Is Back to the Future the best film of the 80s? Well probably not, but at the end of the day, who cares? Released in 1985 the film featured one of the 3 versions of “The Power of Love”. No prizes are on offer for remembering the other two acts who had songs with the same title, but our hero was of course, Huey Lewis (and the News).
I think that Back to the Future grabbed me because of the irresistible hook of time travel. What would it be like to go back and see how our parents met? What would it be like to go forward into the future and see what becomes of us and / or our children? Perhaps the only slightly disconcerting aspect of the film is that fact that Marty is able to have such an impact on his father that there is the dramatic role reversal with him (George McFly) and Biff Tannen at the end of the film. But then of course, George was only standing up to (and beating) the bully, so perhaps it’s not so bad eh?
I can never remember, but it was either this or Ghostbusters that was the first film I was allowed to go to the pictures and watch on my own (well at least without me mum!). Ultimately B2F is a feelgood movie and along with the rest of the trilogy, good always seems to win out over narrow mindedness or meanness, anti-social-ism, call it what you will.
Is seminal an overused word?

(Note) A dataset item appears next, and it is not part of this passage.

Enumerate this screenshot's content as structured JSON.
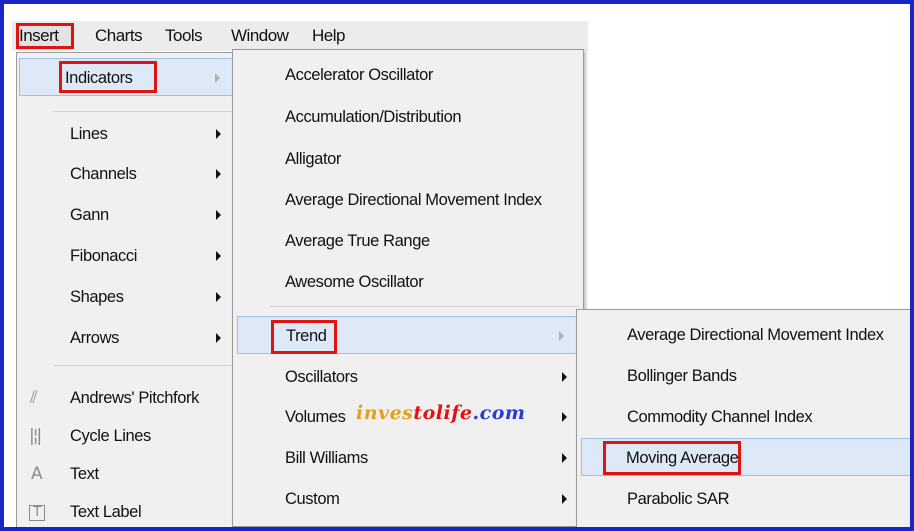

Possibly. However, in the case of The Breakfast Club I think that it can safely be employed. There is no other film which quite captures the zeitgeist of being a teenager (OK, an American teenager) like this one does – if there are they probably took their lead from John Hughes’ classic. In fact, please disregard my somewhat unnecessary comment about the fact that they are American teenagers. The roles that they portray are universal and I can certainly identify with one of the characters very closely – hint it’s not a female, and neither is it played by Emilio Estevez or Judd Nelson. I was certainly nerdy like Brian Johnson even if my attitude to work didn’t quite keep the analogy going.

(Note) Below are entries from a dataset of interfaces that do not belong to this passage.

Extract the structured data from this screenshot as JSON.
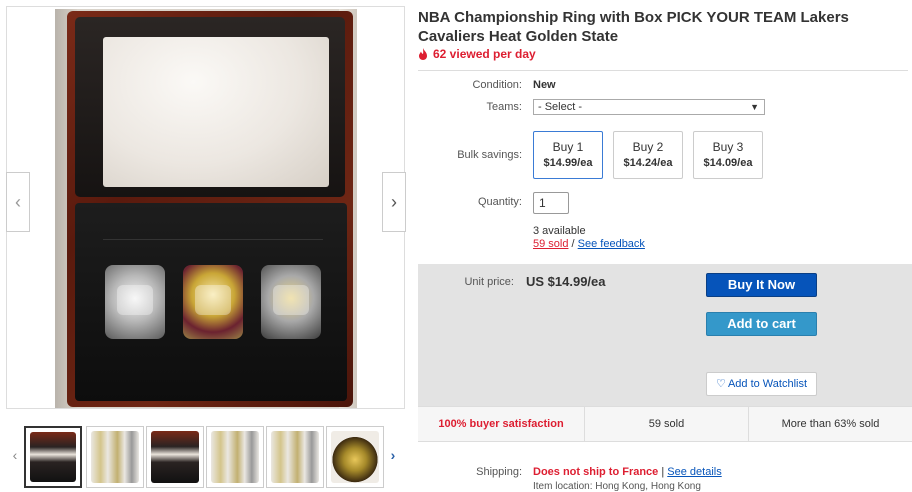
{
  "gallery": {
    "prev_arrow": "‹",
    "next_arrow": "›",
    "thumb_prev": "‹",
    "thumb_next": "›"
  },
  "title": "NBA Championship Ring with Box PICK YOUR TEAM Lakers Cavaliers Heat Golden State",
  "viewed": "62 viewed per day",
  "condition": {
    "label": "Condition:",
    "value": "New"
  },
  "teams": {
    "label": "Teams:",
    "selected": "- Select -"
  },
  "bulk": {
    "label": "Bulk savings:",
    "options": [
      {
        "label": "Buy 1",
        "price": "$14.99/ea"
      },
      {
        "label": "Buy 2",
        "price": "$14.24/ea"
      },
      {
        "label": "Buy 3",
        "price": "$14.09/ea"
      }
    ]
  },
  "quantity": {
    "label": "Quantity:",
    "value": "1"
  },
  "availability": {
    "available": "3 available",
    "sold": "59 sold",
    "separator": " / ",
    "feedback": "See feedback"
  },
  "buybox": {
    "unit_label": "Unit price:",
    "unit_price": "US $14.99/ea",
    "buy_now": "Buy It Now",
    "add_cart": "Add to cart",
    "watchlist": "Add to Watchlist"
  },
  "stats": {
    "satisfaction": "100% buyer satisfaction",
    "sold": "59 sold",
    "more_sold": "More than 63% sold"
  },
  "shipping": {
    "label": "Shipping:",
    "value": "Does not ship to France",
    "separator": " | ",
    "details": "See details",
    "location": "Item location: Hong Kong, Hong Kong"
  },
  "colors": {
    "accent_blue": "#0654ba",
    "cart_blue": "#3498ca",
    "alert_red": "#dd1e31"
  }
}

The film is about the relationships between the five teens who seemingly have little in common than their dislike of the pompous, preening, borderline-psychotic Richard Vernon played so memorably by Paul Gleason. As they start to talk to each other, fuelled by a few ounces of dope they begin to see things from each others’ perspectives. As they reveal why they are in detention on this nondescript Saturday the barriers between them fall and they begin to like each other for what they are and not for how well (or not) they fit their previously narrow and blinkered views on the world.
I love The Breakfast Club and although I didn’t see the film when it was released in 1985 (remember this was in the days before multiplex cinemas, plus I had no money to go and watch every single film which caught my fancy) I was a big, sorry huge, fan of the film’s signature tune as played by Simple Minds – a seminal 80s track from a seminal 80s band (there I used it again, twice). So, naturally I did the next best thing and bought that instead.